Looking north, the thing to bear in mind is that the constellations you see do not change from month to month, it is only their orientation that changes. Look for the seven stars of the Plough, up in the north-east, and the W-shape of Cassiopeia, high up in the north-west at this time of year. The Plough is known as the Big Dipper in North America. Use its two right-hand stars to point towards the Pole Star, Polaris, which is always in the same position in the sky. Once you’ve found it, you can use it to get your bearings on any night, though all the other northern constellations wheel around it anticlockwise.
Polaris is a second-magnitude star, about the same as the stars in the Plough or Cassiopeia, so don’t expect anything particularly bright. It’s just by chance that this millennium it happens to be very close to the pole of the sky, but there is a slow movement of the sky over the centuries that shifts the position of the stars, and 1000 years ago it wasn’t as close as it is now.
As Capella is pretty much overhead you will also see it when you are looking north. It is the sixth-brightest star in the night sky, and the third-brightest in the northern celestial hemisphere after Arcturus and Vega. You’ll find Arcturus over in the North-East. It is the brightest star in the constellation of Boötes (the Herdsman), the fourth-brightest in the night sky, and the brightest in the northern celestial hemisphere. You’ll find Vega low down on the northern horizon. It is the brightest star on the constellation of Lyra (the Lyre), the fifth-brightest in the night sky, and the second-brightest in the northern celestial hemisphere.
The first quarter moon is on 19 February when it will by lying to the left of Mars, the right of Aldebaran and below the Pleiades (Seven Sisters) star cluster. The night before, on 18 February, it will by lying below and very close to Mars.
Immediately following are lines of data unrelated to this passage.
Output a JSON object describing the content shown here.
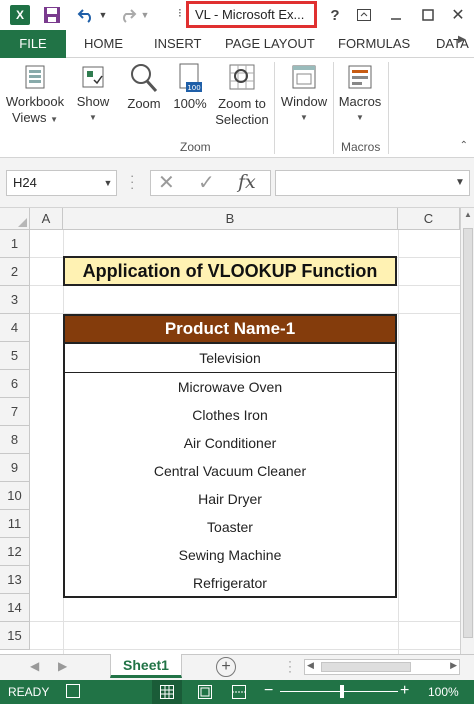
{
  "window": {
    "title": "VL - Microsoft Ex...",
    "app_logo": "X",
    "icons": [
      "excel-logo-icon",
      "save-icon",
      "undo-icon",
      "redo-icon",
      "help-icon",
      "ribbon-display-icon",
      "minimize-icon",
      "maximize-icon",
      "close-icon"
    ]
  },
  "ribbon_tabs": {
    "file": "FILE",
    "home": "HOME",
    "insert": "INSERT",
    "page_layout": "PAGE LAYOUT",
    "formulas": "FORMULAS",
    "data": "DATA"
  },
  "ribbon": {
    "workbook_views": [
      "Workbook",
      "Views"
    ],
    "show": "Show",
    "zoom": "Zoom",
    "zoom_100": "100%",
    "zoom_to_selection": [
      "Zoom to",
      "Selection"
    ],
    "window": "Window",
    "macros": "Macros",
    "group_zoom": "Zoom",
    "group_macros": "Macros"
  },
  "formula_bar": {
    "name_box": "H24",
    "fx": "fx",
    "formula": ""
  },
  "sheet": {
    "columns": [
      "A",
      "B",
      "C"
    ],
    "rows": [
      "1",
      "2",
      "3",
      "4",
      "5",
      "6",
      "7",
      "8",
      "9",
      "10",
      "11",
      "12",
      "13",
      "14",
      "15"
    ],
    "title": "Application of VLOOKUP Function",
    "table_header": "Product Name-1",
    "items": [
      "Television",
      "Microwave Oven",
      "Clothes Iron",
      "Air Conditioner",
      "Central Vacuum Cleaner",
      "Hair Dryer",
      "Toaster",
      "Sewing Machine",
      "Refrigerator"
    ]
  },
  "sheet_tabs": {
    "active": "Sheet1"
  },
  "status": {
    "ready": "READY",
    "zoom": "100%"
  },
  "colors": {
    "excel_green": "#217346",
    "title_fill": "#fff2b3",
    "header_fill": "#843c0c",
    "highlight_border": "#e03030"
  }
}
You’ll see this month’s full moon on 27 February. It is named the Snow Moon after the snowy weather typically found in North America in this month and some North American tribes named it the Hunger Moon due to the scarce food sources during mid-winter, while other names are Storm Moon and Chaste Moon, but the last name is more common for the March Full Moon.
Jupiter, Saturn, Mercury and Venus have all now disappeared from view, leaving the only one of the five bright planets, Mars, visible to us this month. It continues to move further and further away for us, becoming less bright as it does so, however it is still bright enough for us to make out its reddish glow.
If you have a telescope, you may be able to spot Neptune and Uranus, our two outermost planets, lying to the lower right of Mars. Neptune sets at around 7:30pm while the slightly brighter Uranus sinks below the horizon around midnight.
We are now in a quiet period for meteor showers, until the Lyrid meteor becomes active on 16 April. It will peak on the night of 21-22 April, the night after a first quarter Moon. This means that the moon will be quite bright, so the best time to try and spot the Lyrids will be in hour or two between moonset and dawn.
Hi, I’m Steven Marshall, a Scottish landscape photographer based at Rockpool House in the heart of the beautiful West Highland Peninsulas of Sunart, Morvern, Moidart, Ardgour and Ardnamurchan. Get in touch for photography tuition, tours and print sales.